A “softer transitional performance” than expected from the newly acquired Pybar hard-rock mining business has contributed to Metarock Group (formerly Mastermyne) reporting lower-than-expected first-half revenue of A$180 million and EBITDA of $16.6m, and revising down its FY22 full-year guidance.
The company, traditionally a leading underground coal services provider in Queensland, bought Orange-based Pybar last year to build exposure to hard-rock mines and particularly “energy transition” commodities such as copper and nickel. Few underground development and mining contractors worldwide combine a coal and hard-rock mining focus.
ASX-listed Metarock’s share price is down more than 20% in 2022 (but still up about 10% in the past year) and dipped 4% early today.
The company has lowered its FY22 EBITDA guidance from $48-54m to $37-43m and says revenue is now more likely come in between $450-480m than the previously advised $475-510m.
It maintains robust commodity prices and demand for contractor services have it “on track to triple [revenue] over an 18-month period from work already contracted”. Metarock’s forward order book has grown from $1.1 billion to $1.9 billion and it says $245m of the expanded book is due for delivery in the current half.
A $2b “tendering pipeline” includes $600m of coal contracting, $400m of hard-rock contracting, and $1b of mine operations work.
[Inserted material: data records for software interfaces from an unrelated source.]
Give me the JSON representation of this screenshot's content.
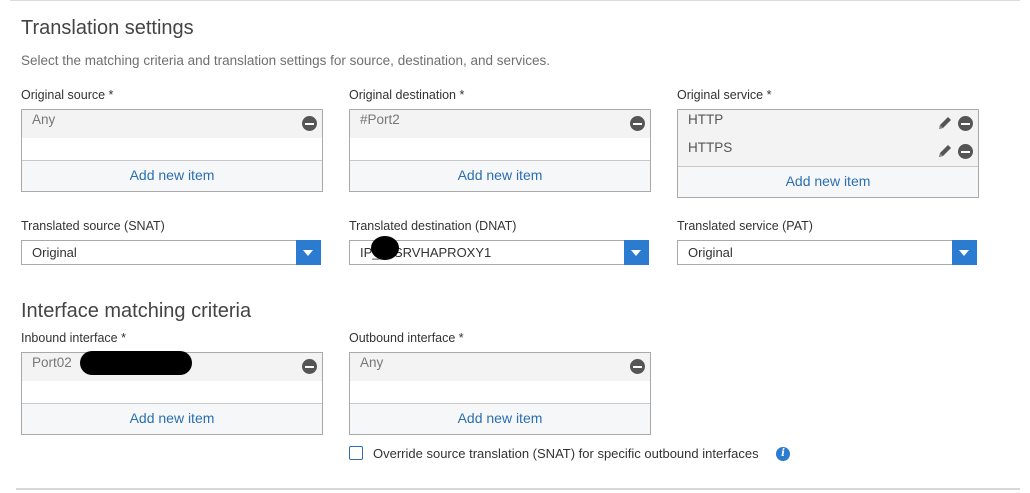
{
  "translation": {
    "title": "Translation settings",
    "subtitle": "Select the matching criteria and translation settings for source, destination, and services.",
    "original_source": {
      "label": "Original source *",
      "items": [
        "Any"
      ],
      "add_label": "Add new item"
    },
    "original_destination": {
      "label": "Original destination *",
      "items": [
        "#Port2"
      ],
      "add_label": "Add new item"
    },
    "original_service": {
      "label": "Original service *",
      "items": [
        "HTTP",
        "HTTPS"
      ],
      "add_label": "Add new item"
    },
    "translated_source": {
      "label": "Translated source (SNAT)",
      "value": "Original"
    },
    "translated_destination": {
      "label": "Translated destination (DNAT)",
      "value": "IP_    SRVHAPROXY1"
    },
    "translated_service": {
      "label": "Translated service (PAT)",
      "value": "Original"
    }
  },
  "interface": {
    "title": "Interface matching criteria",
    "inbound": {
      "label": "Inbound interface *",
      "items": [
        "Port02"
      ],
      "add_label": "Add new item"
    },
    "outbound": {
      "label": "Outbound interface *",
      "items": [
        "Any"
      ],
      "add_label": "Add new item"
    },
    "override_label": "Override source translation (SNAT) for specific outbound interfaces"
  },
  "icons": {
    "remove": "minus-circle-icon",
    "edit": "pencil-icon",
    "dropdown": "chevron-down-icon",
    "info": "info-icon"
  },
  "colors": {
    "accent": "#2b7bd0",
    "link": "#2b6fb3",
    "redaction": "#000000"
  }
}
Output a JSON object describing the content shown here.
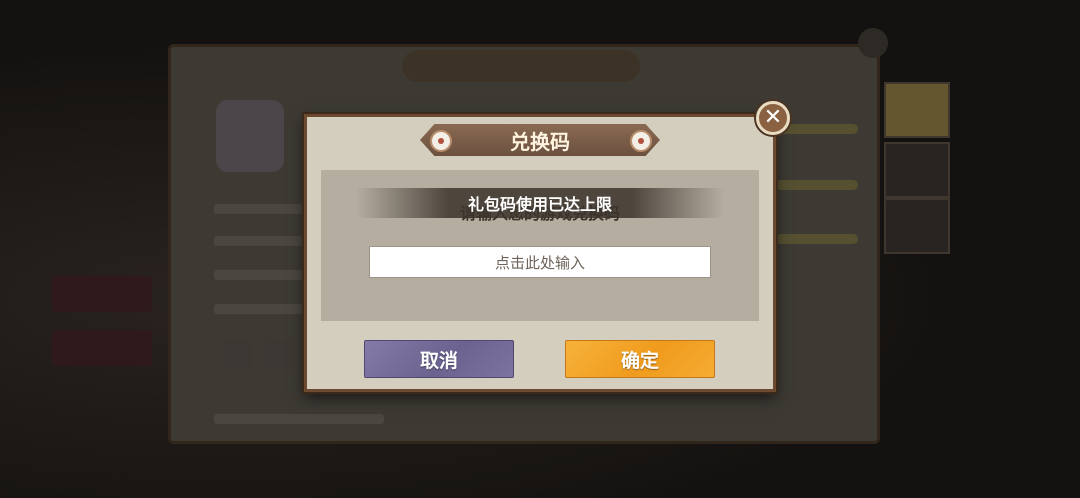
{
  "dialog": {
    "title": "兑换码",
    "prompt": "请输入您的游戏兑换码",
    "toast": "礼包码使用已达上限",
    "input_placeholder": "点击此处输入",
    "cancel_label": "取消",
    "confirm_label": "确定",
    "close_symbol": "✕"
  },
  "colors": {
    "dialog_bg": "#d4cebf",
    "dialog_border": "#6b4a30",
    "cancel_button": "#7a70a0",
    "confirm_button": "#f2a126"
  },
  "icons": [
    "close-icon",
    "ribbon-ornament-icon"
  ]
}
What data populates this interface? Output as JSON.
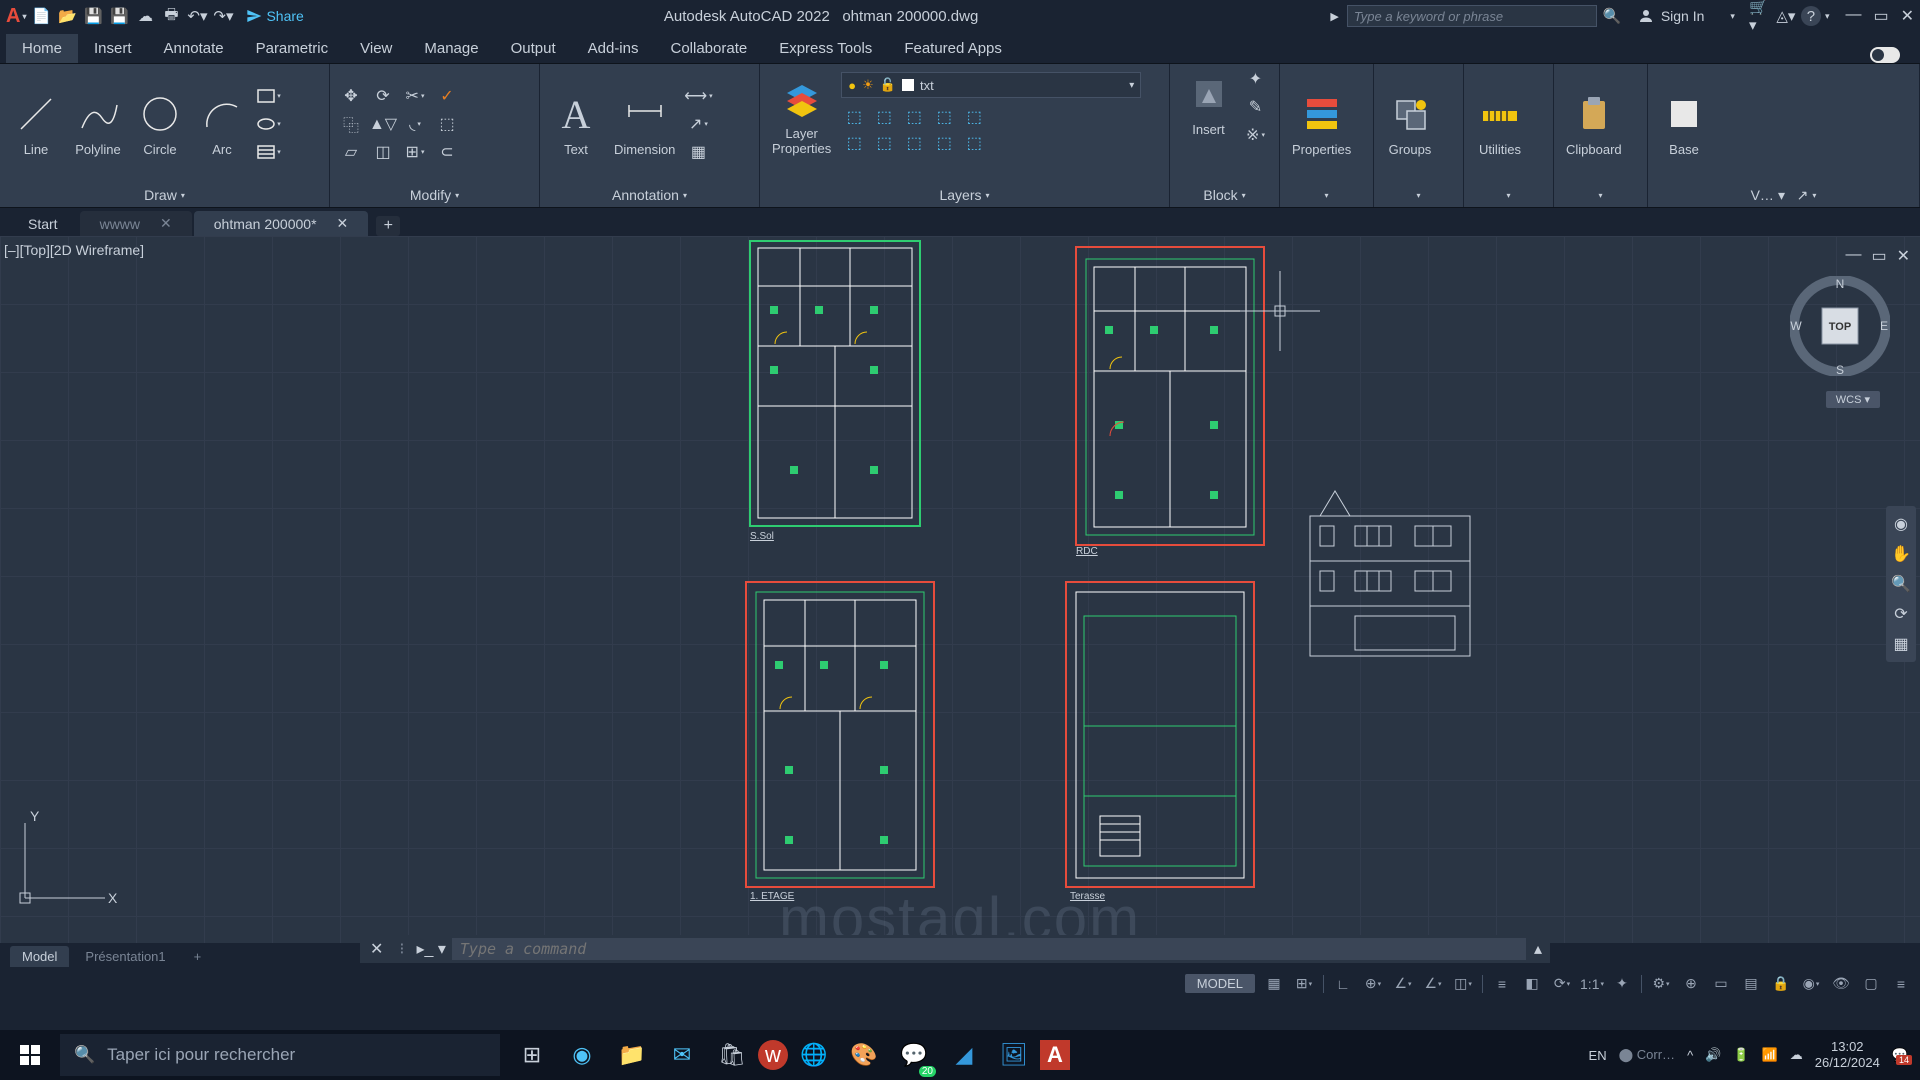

Metarock maintains it can significantly grow FY2023 revenue to $700-750m and EBITDA to $80-95 million, and expects to grow its workforce by about 26% to circa-2750 people over the next two years.
“The company believes commodity prices will remain at attractive levels which will see mining services contractors continue to benefit from strong resource sector tailwinds,” Metarock says.
“Pre-production exposed mining services … are currently experiencing strong results and production exposed businesses like the Metarock Group will continue to benefit from this current development activity. The company believes it is early in the commodity cycle, particularly regarding new energy materials.
“This supports the PYBAR acquisition which has a strong growth outlook as the Australian underground hard rock sector invests heavily in forward facing commodities such as copper, nickel and zinc. The sector is underpinned by unprecedented strength in the long-term global fundamentals of hard rock minerals.
“Alongside the strong outlook for commodities is the continuation of changing ownership of coal assets with many new owners opting to outsource underground operating capability. This creates a niche for contract miners who bring specialised services to unlock the value of these investments. The company believes the outlook for its mine operations in coal is further supported by the difficulty with greenfield project approvals, meaning more reliance on brownfield development to meet market demand and with this, smaller remanent underground opportunities lend themselves to contract miners with expertise and equipment to extract product utilising board and pillar mining methods.”